  • Friday, Jul 20, 2018
  •   °C  
Today in New Delhi, India
Jul 20, 2018-Friday
New Delhi
  • Humidity
  • Wind

Morning after pill for HIV?

A drug taken within 72 hours of HIV exposure is effective in checking the virus, reports Sanchita Sharma.

india Updated: Aug 13, 2006 04:17 IST

Abstinence, being faithful and condoms remain the mainstay of reducing HIV infection, but for times when all three fail, there’s PEP. Short for Post Exposure Prophylaxis, PEP — popularly called the “morning-after pill” for HIV — requires a short course of antiretroviral (drugs to treat HIV/AIDS) taken as soon as possible after exposure to HIV. The treatment is effective only if taken within 72 hours of exposure.

Though PEP has been around for over a decade, its use has so far been limited to healthcare workers who were accidentally exposed to HIV at the workplace.

Despite the risk of side effects, it is now being considered an option to prevent HIV infection through sex and injecting drug use by high-risk groups.

There is still some debate about the number of drugs to be taken and the length of the treatment. The best-known study remains the 1997 The New England Journal of Medicine report that found AZT monotherapy (zidovudine) given within 24 hours of exposure and over 28 days reduced HIV transmission by as much as 81 per cent.

The more recent 2002 Brazilian study found that PEP reduced the seroconversion (time taken to develop detectable antibodies to HIV following infection) rate by 83 per cent, from 4.1 cases per 100 patients a year to 0.7 cases.

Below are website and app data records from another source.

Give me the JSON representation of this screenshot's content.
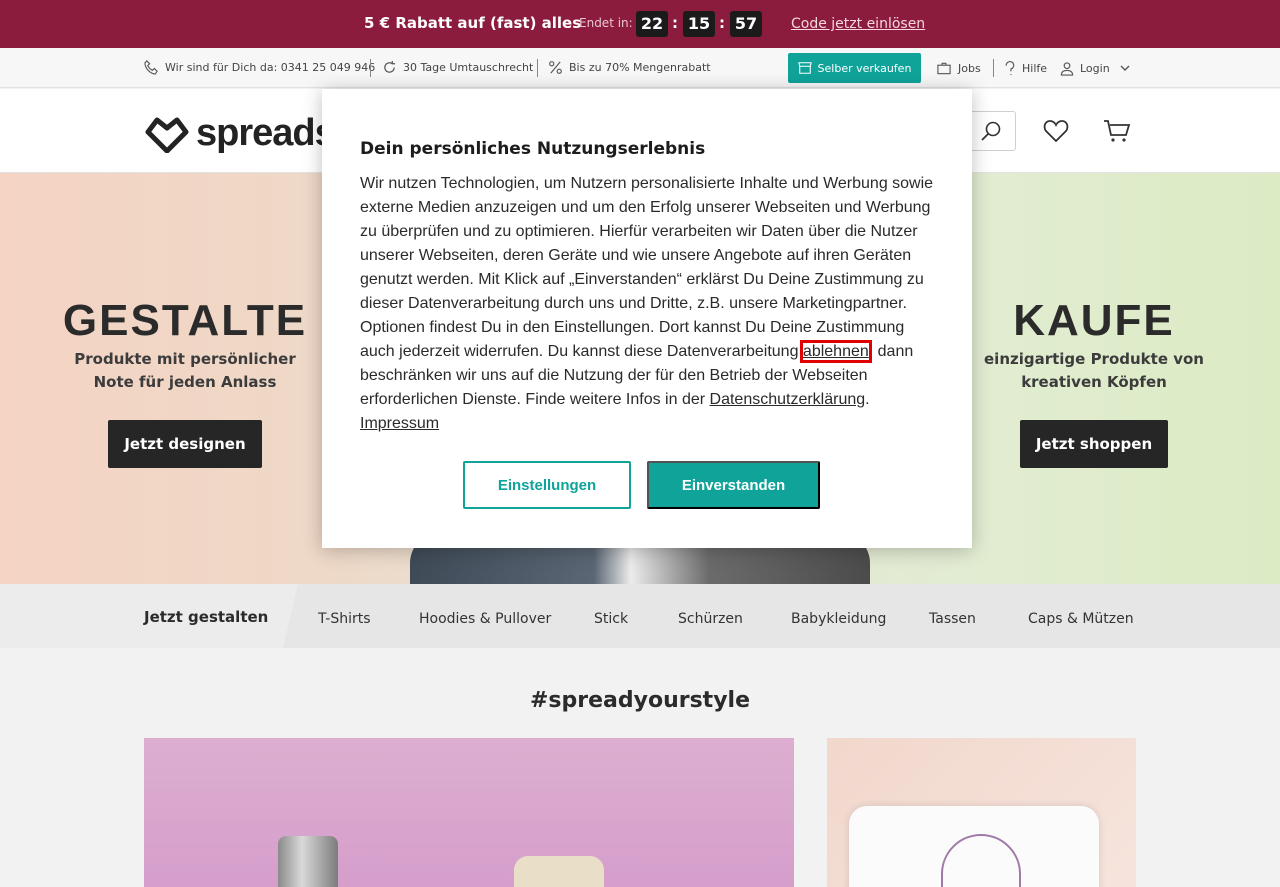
{
  "promo": {
    "title": "5 € Rabatt auf (fast) alles",
    "ends_label": "Endet in:",
    "hours": "22",
    "minutes": "15",
    "seconds": "57",
    "colon": ":",
    "link": "Code jetzt einlösen"
  },
  "service": {
    "phone": "Wir sind für Dich da: 0341 25 049 946",
    "exchange": "30 Tage Umtauschrecht",
    "discount": "Bis zu 70% Mengenrabatt",
    "sell_button": "Selber verkaufen",
    "jobs": "Jobs",
    "help": "Hilfe",
    "login": "Login"
  },
  "header": {
    "logo_text": "spreads"
  },
  "hero": {
    "left": {
      "heading": "GESTALTE",
      "sub_line1": "Produkte mit persönlicher",
      "sub_line2": "Note für jeden Anlass",
      "button": "Jetzt designen"
    },
    "right": {
      "heading": "KAUFE",
      "sub_line1": "einzigartige Produkte von",
      "sub_line2": "kreativen Köpfen",
      "button": "Jetzt shoppen"
    }
  },
  "categories": {
    "primary": "Jetzt gestalten",
    "items": [
      "T-Shirts",
      "Hoodies & Pullover",
      "Stick",
      "Schürzen",
      "Babykleidung",
      "Tassen",
      "Caps & Mützen"
    ]
  },
  "content": {
    "title": "#spreadyourstyle"
  },
  "consent": {
    "title": "Dein persönliches Nutzungserlebnis",
    "text_part1": "Wir nutzen Technologien, um Nutzern personalisierte Inhalte und Werbung sowie externe Medien anzuzeigen und um den Erfolg unserer Webseiten und Werbung zu überprüfen und zu optimieren. Hierfür verarbeiten wir Daten über die Nutzer unserer Webseiten, deren Geräte und wie unsere Angebote auf ihren Geräten genutzt werden. Mit Klick auf „Einverstanden“ erklärst Du Deine Zustimmung zu dieser Datenverarbeitung durch uns und Dritte, z.B. unsere Marketingpartner. Optionen findest Du in den Einstellungen. Dort kannst Du Deine Zustimmung auch jederzeit widerrufen. Du kannst diese Datenverarbeitung ",
    "reject_link": "ablehnen",
    "text_part2": ", dann beschränken wir uns auf die Nutzung der für den Betrieb der Webseiten erforderlichen Dienste. Finde weitere Infos in der ",
    "privacy_link": "Datenschutzerklärung",
    "text_part3": ". ",
    "imprint_link": "Impressum",
    "settings_button": "Einstellungen",
    "agree_button": "Einverstanden"
  },
  "colors": {
    "promo_bg": "#8c1c3e",
    "accent": "#0fa39a",
    "highlight": "#e00000"
  }
}
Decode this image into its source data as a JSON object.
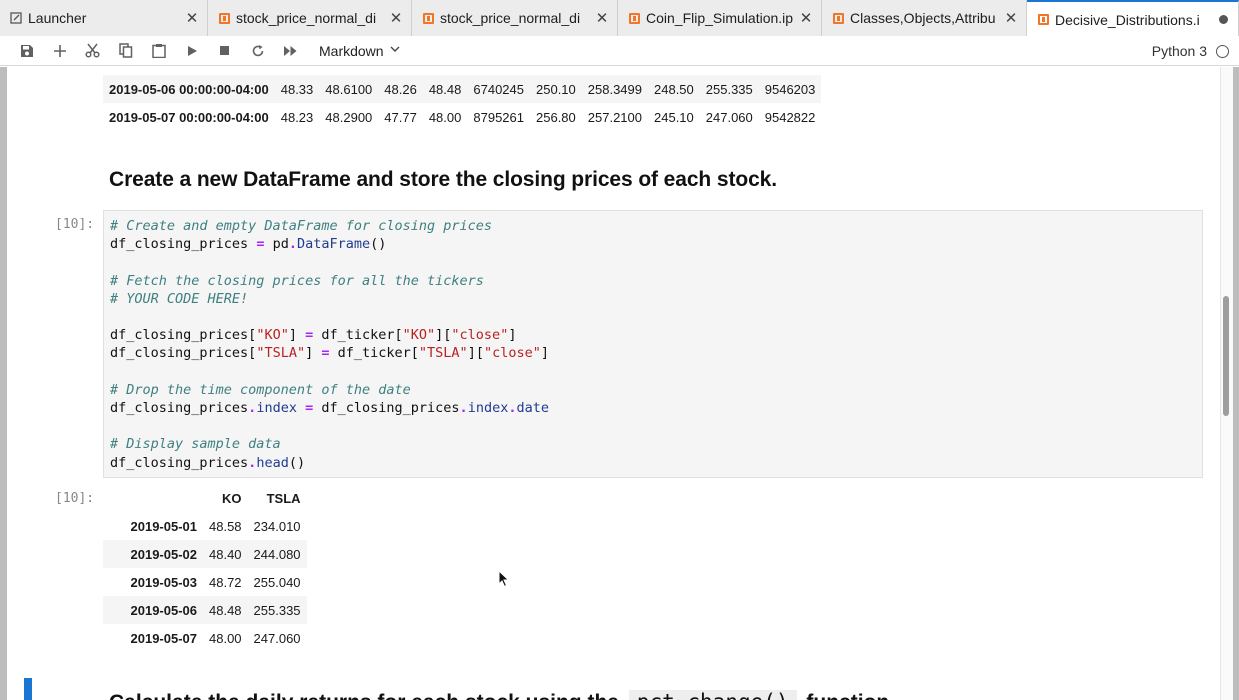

More importantly, it reported that PEP reduced “high-risk” behaviour from 56 per cent to 40 per cent, thus allaying fears that easy availability would make people feel safe and increase their risk-taking behaviour.

Research is also currently on for Pre-Exposure Prophylaxis (PrEP) that aims to prevent infection by administering antiretroviral drugs before possible exposure to HIV.

Experts, however, warn that PEP and PrEP are not meant for everyone as most people who get exposed to HIV through sexual contact don’t even know they’ve got infected. “We don’t have enough data that it works.

What has been proven to work in preventing HIV infection is delaying onset of intercourse, being faithful, increasing condom use, and reducing or eliminating drug injection,” says Judith Auerbach, vice president, public policy and program development, The Foundation of AIDS Research.